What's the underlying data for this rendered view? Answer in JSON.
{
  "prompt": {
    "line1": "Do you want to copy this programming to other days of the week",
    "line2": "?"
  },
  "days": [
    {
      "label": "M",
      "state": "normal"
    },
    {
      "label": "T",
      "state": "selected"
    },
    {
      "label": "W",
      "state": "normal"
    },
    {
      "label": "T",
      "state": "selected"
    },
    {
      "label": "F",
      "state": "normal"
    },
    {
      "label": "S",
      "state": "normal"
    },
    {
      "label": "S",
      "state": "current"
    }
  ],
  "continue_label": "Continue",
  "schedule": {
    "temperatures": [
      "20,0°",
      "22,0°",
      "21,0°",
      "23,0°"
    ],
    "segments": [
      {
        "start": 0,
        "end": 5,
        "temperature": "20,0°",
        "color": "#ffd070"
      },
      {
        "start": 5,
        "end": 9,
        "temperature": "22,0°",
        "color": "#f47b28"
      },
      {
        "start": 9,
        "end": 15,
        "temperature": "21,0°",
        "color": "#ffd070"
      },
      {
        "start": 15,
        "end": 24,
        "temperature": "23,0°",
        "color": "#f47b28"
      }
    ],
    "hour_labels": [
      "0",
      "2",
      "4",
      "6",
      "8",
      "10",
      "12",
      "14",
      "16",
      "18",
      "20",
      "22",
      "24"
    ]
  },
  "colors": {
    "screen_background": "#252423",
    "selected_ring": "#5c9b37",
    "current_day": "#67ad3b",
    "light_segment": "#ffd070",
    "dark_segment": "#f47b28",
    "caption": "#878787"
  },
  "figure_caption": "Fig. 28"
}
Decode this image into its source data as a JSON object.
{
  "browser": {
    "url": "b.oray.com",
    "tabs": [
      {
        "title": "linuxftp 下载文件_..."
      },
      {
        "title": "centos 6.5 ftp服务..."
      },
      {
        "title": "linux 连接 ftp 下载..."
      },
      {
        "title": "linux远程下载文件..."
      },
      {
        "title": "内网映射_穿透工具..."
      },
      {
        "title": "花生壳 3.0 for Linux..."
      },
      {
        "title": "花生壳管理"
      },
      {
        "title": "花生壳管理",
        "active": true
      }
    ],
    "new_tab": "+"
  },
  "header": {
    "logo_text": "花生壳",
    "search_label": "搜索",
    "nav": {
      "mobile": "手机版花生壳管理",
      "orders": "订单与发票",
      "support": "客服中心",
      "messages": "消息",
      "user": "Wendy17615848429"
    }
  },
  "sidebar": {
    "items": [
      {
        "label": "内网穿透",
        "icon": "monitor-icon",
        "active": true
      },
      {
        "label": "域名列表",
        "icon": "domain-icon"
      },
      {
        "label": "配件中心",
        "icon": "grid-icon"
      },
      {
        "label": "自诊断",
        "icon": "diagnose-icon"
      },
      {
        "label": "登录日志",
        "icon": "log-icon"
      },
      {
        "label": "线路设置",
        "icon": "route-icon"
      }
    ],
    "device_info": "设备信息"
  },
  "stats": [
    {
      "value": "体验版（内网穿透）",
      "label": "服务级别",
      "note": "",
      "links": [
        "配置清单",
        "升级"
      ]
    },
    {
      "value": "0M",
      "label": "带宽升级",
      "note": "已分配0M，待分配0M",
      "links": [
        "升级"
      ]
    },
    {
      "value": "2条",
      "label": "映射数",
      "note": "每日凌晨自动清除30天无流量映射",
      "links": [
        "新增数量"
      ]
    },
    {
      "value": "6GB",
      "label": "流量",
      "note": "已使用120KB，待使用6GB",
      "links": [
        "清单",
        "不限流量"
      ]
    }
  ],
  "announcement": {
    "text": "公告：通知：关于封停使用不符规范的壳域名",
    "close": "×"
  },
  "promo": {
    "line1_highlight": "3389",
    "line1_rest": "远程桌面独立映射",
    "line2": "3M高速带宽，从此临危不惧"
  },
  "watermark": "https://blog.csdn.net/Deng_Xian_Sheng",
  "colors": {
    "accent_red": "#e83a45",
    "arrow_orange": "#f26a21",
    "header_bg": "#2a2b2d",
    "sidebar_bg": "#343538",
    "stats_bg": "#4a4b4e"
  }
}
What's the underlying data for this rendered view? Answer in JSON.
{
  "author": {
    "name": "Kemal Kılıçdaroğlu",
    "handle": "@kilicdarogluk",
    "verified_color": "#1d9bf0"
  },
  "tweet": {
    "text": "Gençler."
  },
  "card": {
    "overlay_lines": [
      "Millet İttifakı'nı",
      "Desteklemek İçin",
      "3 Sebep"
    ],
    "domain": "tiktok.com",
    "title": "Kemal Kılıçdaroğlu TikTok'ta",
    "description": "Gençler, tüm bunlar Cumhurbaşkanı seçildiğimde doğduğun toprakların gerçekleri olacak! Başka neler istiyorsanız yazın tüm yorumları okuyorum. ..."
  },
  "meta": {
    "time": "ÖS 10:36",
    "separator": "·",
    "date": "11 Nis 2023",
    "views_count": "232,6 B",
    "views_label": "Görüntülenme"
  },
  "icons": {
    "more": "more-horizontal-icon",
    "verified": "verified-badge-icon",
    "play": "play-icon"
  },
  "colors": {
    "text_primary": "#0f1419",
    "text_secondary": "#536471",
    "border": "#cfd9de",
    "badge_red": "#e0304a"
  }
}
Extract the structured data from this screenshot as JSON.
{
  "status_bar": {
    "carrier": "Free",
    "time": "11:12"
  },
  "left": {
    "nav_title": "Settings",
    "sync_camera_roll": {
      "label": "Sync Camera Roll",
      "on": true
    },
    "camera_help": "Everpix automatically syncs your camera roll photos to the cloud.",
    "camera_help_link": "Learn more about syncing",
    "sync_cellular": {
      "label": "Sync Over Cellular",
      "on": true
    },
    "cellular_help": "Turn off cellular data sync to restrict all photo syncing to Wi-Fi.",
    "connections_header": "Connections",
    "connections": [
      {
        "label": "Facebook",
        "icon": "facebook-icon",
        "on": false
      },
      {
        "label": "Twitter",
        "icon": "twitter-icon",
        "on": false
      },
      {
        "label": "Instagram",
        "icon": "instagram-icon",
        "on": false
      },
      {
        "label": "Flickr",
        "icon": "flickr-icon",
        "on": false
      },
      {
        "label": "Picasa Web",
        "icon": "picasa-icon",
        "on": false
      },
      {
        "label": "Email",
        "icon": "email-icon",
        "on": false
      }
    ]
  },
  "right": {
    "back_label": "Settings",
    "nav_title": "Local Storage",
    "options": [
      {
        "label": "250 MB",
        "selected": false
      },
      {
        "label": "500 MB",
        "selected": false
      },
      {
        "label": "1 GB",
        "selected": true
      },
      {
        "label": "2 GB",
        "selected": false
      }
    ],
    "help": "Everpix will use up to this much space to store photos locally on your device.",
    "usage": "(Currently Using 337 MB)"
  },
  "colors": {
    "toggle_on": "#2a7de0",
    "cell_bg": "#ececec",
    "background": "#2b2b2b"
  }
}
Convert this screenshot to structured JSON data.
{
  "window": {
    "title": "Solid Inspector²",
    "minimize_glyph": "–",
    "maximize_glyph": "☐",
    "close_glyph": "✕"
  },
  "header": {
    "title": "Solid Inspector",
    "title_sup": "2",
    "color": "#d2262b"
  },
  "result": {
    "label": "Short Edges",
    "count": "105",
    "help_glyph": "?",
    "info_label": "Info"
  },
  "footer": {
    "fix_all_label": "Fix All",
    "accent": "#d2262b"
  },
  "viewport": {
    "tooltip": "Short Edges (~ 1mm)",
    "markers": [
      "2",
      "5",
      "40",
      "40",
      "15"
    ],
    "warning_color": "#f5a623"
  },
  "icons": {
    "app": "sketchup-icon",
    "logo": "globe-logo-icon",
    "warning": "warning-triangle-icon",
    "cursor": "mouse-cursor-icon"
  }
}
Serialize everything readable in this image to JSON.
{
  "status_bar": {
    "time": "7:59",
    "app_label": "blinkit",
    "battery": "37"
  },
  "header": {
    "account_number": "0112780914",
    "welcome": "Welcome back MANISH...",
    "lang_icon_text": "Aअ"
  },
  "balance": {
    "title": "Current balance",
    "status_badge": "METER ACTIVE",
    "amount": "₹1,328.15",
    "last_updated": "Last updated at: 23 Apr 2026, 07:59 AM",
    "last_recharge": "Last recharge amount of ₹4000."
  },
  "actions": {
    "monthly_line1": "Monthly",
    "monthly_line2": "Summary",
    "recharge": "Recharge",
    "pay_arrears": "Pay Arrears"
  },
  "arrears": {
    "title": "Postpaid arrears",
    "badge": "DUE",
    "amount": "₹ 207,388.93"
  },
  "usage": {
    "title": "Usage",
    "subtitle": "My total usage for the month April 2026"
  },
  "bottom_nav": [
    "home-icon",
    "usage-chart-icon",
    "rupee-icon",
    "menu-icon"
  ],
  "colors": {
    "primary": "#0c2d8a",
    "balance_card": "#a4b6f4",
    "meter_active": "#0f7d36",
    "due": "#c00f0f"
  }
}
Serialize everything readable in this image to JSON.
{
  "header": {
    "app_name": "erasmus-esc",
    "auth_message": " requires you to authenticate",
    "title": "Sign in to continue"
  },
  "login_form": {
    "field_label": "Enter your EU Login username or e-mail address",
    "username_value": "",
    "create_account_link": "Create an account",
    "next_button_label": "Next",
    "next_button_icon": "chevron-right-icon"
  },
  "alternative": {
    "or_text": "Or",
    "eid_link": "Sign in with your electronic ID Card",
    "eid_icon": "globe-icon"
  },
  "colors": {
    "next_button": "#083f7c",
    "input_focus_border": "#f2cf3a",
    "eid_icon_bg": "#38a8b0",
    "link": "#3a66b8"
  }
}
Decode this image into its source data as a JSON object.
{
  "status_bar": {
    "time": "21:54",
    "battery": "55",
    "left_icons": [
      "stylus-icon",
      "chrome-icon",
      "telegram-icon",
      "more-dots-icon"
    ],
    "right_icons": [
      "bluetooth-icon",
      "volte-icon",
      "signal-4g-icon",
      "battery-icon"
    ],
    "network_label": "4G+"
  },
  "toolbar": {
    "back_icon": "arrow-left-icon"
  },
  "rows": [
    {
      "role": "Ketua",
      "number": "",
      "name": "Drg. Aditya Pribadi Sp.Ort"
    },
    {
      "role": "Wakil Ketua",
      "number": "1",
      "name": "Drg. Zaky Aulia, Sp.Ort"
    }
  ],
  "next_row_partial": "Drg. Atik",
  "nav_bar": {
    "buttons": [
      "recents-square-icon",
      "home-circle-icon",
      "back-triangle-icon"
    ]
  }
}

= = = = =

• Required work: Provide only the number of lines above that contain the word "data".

• Answer space: 7